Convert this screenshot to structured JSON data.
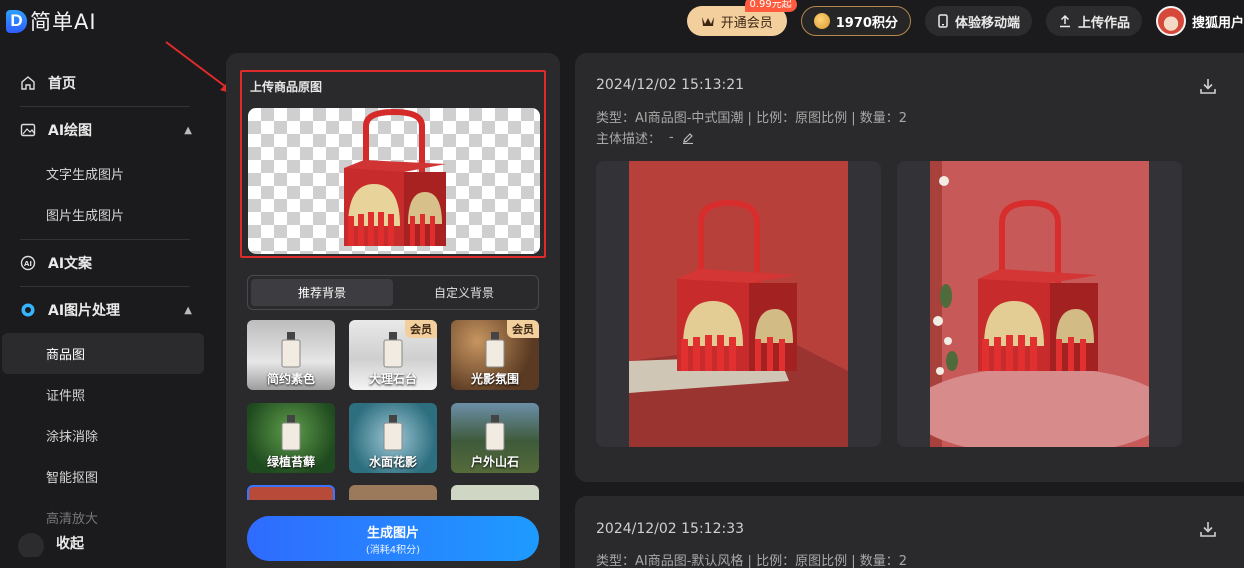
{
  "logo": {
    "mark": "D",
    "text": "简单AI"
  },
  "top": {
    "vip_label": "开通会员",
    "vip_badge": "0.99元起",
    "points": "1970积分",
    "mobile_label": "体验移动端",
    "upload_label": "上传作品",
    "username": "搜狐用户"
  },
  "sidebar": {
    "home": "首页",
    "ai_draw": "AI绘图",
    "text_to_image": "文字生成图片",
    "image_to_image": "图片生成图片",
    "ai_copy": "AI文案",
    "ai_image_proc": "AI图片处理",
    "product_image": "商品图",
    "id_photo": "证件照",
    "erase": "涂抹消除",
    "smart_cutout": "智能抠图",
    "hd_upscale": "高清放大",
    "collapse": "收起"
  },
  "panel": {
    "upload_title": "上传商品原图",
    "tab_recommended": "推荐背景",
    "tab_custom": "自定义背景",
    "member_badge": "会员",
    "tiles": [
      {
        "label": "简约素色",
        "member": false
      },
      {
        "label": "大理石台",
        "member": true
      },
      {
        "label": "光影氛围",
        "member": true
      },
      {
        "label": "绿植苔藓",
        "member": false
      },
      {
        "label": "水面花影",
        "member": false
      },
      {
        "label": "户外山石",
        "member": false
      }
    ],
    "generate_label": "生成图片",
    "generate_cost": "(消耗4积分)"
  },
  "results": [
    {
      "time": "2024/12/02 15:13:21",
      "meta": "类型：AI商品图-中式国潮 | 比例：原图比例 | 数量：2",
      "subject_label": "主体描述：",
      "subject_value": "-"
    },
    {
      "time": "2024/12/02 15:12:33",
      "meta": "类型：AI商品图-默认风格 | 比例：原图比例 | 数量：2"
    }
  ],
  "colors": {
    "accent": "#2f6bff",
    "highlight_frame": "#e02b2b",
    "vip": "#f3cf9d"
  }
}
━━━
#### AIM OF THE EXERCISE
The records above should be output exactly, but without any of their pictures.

#### RESPONSE TO THE TASK
Convert this screenshot to structured JSON data.
{
  "logo": {
    "mark": "D",
    "text": "简单AI"
  },
  "top": {
    "vip_label": "开通会员",
    "vip_badge": "0.99元起",
    "points": "1970积分",
    "mobile_label": "体验移动端",
    "upload_label": "上传作品",
    "username": "搜狐用户"
  },
  "sidebar": {
    "home": "首页",
    "ai_draw": "AI绘图",
    "text_to_image": "文字生成图片",
    "image_to_image": "图片生成图片",
    "ai_copy": "AI文案",
    "ai_image_proc": "AI图片处理",
    "product_image": "商品图",
    "id_photo": "证件照",
    "erase": "涂抹消除",
    "smart_cutout": "智能抠图",
    "hd_upscale": "高清放大",
    "collapse": "收起"
  },
  "panel": {
    "upload_title": "上传商品原图",
    "tab_recommended": "推荐背景",
    "tab_custom": "自定义背景",
    "member_badge": "会员",
    "tiles": [
      {
        "label": "简约素色",
        "member": false
      },
      {
        "label": "大理石台",
        "member": true
      },
      {
        "label": "光影氛围",
        "member": true
      },
      {
        "label": "绿植苔藓",
        "member": false
      },
      {
        "label": "水面花影",
        "member": false
      },
      {
        "label": "户外山石",
        "member": false
      }
    ],
    "generate_label": "生成图片",
    "generate_cost": "(消耗4积分)"
  },
  "results": [
    {
      "time": "2024/12/02 15:13:21",
      "meta": "类型：AI商品图-中式国潮 | 比例：原图比例 | 数量：2",
      "subject_label": "主体描述：",
      "subject_value": "-"
    },
    {
      "time": "2024/12/02 15:12:33",
      "meta": "类型：AI商品图-默认风格 | 比例：原图比例 | 数量：2"
    }
  ],
  "colors": {
    "accent": "#2f6bff",
    "highlight_frame": "#e02b2b",
    "vip": "#f3cf9d"
  }
}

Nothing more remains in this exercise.